AuthorAverill, Annalaura, 1967-
MetadataShow full item record
PublisherThe University of Arizona.
RightsCopyright © is held by the author. Digital access to this material is made possible by the University Libraries, University of Arizona. Further transmission, reproduction or presentation (such as public display or performance) of protected items is prohibited except with permission of the author.

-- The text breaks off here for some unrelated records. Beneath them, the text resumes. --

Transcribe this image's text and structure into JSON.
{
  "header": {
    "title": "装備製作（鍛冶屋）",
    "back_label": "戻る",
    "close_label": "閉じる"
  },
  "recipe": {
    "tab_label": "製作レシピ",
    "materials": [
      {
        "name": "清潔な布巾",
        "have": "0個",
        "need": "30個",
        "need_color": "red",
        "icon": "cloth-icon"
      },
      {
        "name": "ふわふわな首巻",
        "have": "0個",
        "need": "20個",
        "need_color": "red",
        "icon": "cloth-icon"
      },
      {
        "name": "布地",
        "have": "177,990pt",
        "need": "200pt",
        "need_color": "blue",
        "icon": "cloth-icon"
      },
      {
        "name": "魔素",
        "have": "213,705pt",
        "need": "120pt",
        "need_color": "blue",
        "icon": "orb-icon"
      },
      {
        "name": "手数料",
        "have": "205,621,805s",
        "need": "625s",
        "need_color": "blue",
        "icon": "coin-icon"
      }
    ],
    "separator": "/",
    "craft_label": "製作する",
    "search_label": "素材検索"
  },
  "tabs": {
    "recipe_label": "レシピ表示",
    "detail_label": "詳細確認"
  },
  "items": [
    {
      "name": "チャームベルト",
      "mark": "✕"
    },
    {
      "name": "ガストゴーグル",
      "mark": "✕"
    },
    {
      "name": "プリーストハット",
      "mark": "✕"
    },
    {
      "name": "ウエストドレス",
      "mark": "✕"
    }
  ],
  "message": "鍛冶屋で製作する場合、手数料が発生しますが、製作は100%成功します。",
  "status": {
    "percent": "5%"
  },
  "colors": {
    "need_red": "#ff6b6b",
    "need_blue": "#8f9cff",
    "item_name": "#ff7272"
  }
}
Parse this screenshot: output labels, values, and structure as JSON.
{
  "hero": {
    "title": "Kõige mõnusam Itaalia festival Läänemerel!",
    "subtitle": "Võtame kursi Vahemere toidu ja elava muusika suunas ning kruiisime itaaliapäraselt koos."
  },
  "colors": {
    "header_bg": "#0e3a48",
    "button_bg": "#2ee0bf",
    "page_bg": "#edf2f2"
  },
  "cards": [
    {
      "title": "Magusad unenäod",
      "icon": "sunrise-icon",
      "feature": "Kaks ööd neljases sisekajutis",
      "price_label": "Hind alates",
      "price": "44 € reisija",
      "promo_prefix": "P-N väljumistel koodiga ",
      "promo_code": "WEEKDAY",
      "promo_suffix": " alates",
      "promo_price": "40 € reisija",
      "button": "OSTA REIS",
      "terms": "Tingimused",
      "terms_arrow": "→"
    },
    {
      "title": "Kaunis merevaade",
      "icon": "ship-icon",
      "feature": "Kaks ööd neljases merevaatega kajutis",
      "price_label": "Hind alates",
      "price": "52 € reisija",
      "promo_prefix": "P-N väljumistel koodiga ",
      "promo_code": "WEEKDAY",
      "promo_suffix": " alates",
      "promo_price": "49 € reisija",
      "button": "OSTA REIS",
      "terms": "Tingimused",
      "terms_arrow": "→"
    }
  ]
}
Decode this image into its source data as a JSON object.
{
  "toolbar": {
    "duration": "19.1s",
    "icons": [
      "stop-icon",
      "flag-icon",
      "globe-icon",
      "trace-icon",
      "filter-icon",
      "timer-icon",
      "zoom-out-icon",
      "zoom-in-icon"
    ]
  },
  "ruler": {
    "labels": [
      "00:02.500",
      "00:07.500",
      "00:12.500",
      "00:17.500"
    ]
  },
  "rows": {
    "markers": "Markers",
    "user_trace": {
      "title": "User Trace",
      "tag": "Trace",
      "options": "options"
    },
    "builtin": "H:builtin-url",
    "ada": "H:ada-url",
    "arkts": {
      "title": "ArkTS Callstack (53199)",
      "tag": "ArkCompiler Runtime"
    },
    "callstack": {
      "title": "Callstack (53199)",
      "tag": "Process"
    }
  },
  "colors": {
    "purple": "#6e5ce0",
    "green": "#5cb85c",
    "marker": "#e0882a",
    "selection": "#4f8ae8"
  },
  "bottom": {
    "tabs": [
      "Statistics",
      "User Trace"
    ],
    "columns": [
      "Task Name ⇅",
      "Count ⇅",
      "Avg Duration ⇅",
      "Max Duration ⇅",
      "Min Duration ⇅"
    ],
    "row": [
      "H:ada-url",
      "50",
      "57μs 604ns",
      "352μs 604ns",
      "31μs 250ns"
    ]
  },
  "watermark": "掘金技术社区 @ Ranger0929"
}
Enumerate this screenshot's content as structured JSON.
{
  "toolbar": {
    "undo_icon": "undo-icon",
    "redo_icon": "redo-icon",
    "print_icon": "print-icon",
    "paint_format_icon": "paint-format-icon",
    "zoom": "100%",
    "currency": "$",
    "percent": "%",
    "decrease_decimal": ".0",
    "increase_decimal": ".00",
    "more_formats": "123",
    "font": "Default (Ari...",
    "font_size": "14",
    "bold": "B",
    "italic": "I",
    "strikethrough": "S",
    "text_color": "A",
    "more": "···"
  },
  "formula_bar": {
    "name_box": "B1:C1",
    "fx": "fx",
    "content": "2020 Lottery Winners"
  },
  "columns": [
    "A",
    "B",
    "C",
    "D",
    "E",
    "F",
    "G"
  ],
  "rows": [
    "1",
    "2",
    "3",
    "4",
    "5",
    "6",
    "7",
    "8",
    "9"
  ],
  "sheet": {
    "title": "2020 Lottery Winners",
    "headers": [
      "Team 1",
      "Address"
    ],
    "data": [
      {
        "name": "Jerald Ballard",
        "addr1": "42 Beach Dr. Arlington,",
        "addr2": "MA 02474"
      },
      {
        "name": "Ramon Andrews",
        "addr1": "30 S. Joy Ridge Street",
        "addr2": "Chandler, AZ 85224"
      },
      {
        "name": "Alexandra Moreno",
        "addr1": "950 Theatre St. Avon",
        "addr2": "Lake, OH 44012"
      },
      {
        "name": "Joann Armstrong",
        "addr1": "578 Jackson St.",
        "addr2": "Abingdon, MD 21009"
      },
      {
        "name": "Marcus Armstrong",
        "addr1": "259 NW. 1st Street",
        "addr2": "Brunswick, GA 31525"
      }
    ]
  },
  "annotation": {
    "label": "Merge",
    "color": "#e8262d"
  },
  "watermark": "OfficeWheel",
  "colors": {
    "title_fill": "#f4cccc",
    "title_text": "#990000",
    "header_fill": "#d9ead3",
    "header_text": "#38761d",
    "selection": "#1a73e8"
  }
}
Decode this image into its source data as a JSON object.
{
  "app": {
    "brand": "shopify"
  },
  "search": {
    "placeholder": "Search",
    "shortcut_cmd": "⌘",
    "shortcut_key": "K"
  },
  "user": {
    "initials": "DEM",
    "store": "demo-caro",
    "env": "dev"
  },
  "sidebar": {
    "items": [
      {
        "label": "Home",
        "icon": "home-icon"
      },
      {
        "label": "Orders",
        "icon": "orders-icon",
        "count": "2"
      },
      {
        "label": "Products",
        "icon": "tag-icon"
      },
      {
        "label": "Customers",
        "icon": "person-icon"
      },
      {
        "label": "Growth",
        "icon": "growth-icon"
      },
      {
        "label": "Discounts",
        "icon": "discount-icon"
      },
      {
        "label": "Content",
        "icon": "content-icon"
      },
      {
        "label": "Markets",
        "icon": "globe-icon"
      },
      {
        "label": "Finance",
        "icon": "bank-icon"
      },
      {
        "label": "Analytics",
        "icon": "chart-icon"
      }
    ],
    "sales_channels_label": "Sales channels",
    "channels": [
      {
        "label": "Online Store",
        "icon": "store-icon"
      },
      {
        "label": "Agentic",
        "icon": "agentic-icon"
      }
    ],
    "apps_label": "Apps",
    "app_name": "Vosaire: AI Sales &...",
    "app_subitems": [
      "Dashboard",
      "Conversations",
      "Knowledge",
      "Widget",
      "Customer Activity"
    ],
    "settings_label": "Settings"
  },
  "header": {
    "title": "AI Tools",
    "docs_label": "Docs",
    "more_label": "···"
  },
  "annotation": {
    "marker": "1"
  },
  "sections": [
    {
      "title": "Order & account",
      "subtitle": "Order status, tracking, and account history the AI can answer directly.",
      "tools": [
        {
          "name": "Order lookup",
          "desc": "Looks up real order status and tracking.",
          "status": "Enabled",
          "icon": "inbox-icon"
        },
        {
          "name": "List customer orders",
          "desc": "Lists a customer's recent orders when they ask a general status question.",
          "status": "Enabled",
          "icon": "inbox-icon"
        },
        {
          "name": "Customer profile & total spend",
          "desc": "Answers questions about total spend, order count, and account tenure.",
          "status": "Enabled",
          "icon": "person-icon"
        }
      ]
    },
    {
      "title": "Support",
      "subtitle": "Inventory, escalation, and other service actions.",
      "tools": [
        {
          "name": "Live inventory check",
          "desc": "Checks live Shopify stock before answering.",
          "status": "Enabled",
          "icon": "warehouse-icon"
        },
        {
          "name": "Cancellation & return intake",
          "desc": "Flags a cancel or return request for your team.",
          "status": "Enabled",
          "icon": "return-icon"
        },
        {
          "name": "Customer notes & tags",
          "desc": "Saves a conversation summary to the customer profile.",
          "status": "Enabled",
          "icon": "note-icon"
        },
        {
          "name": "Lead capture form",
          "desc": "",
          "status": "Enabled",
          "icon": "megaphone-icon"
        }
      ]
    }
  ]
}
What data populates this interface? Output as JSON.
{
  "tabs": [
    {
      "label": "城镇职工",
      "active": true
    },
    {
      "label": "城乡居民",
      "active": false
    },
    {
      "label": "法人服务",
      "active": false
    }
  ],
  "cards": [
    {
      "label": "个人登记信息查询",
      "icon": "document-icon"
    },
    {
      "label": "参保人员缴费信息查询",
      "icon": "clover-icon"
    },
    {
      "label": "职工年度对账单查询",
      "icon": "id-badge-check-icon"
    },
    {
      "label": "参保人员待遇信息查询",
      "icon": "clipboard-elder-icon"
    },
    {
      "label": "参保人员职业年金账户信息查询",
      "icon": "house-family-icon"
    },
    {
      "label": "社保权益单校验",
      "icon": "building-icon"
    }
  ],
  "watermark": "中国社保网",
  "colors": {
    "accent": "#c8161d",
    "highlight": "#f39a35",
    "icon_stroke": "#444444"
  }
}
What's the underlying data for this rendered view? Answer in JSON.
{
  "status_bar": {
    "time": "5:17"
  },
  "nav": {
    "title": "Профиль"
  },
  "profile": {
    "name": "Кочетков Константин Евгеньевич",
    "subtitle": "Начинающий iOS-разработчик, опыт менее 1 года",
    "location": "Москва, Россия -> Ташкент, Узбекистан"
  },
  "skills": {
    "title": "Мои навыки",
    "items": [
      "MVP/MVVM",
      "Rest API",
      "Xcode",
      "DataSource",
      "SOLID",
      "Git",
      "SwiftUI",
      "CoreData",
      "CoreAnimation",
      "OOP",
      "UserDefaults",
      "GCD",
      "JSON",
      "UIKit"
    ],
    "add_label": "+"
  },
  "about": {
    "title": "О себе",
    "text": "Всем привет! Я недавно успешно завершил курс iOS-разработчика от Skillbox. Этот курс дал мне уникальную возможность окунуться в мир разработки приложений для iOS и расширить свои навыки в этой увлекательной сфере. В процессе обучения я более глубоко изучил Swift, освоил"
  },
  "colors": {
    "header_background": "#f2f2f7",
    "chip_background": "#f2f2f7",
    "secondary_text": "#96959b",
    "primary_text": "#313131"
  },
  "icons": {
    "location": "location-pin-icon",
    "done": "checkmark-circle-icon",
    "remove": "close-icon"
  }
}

AbstractPopulations of several riparian-obligate, neotropical migratory songbirds have declined in recent years, partly due to brood parasitism by brown-headed cowbirds (Molothrus ater). In 1994 and 1995, 1 measured parasitism rates and nesting success of 4 riparian-obligate, neotropical migrants breeding in the lower Colorado River valley. Because vegetation characteristics of nest sites may influence cowbird parasitism and host nesting success, I also measured vegetation attributes associated with nest-site selection. Parasitism rates were 40-90%, and reproductive success was significantly lower in parasitized nests. Foliage cover may influence host nest-site selection and prevent cowbird nest discovery. The patchy distribution of native tree species may have aided cowbird nest discovery by providing elevated survey perches. Saltcedar (Tamarix ramosissima) was an important understory component providing foliage cover at nests. Understanding vegetation characteristics associated with host and cowbird nest-site selection should be useful in riparian restoration projects and cowbird control.
Degree ProgramRenewable Natural Resources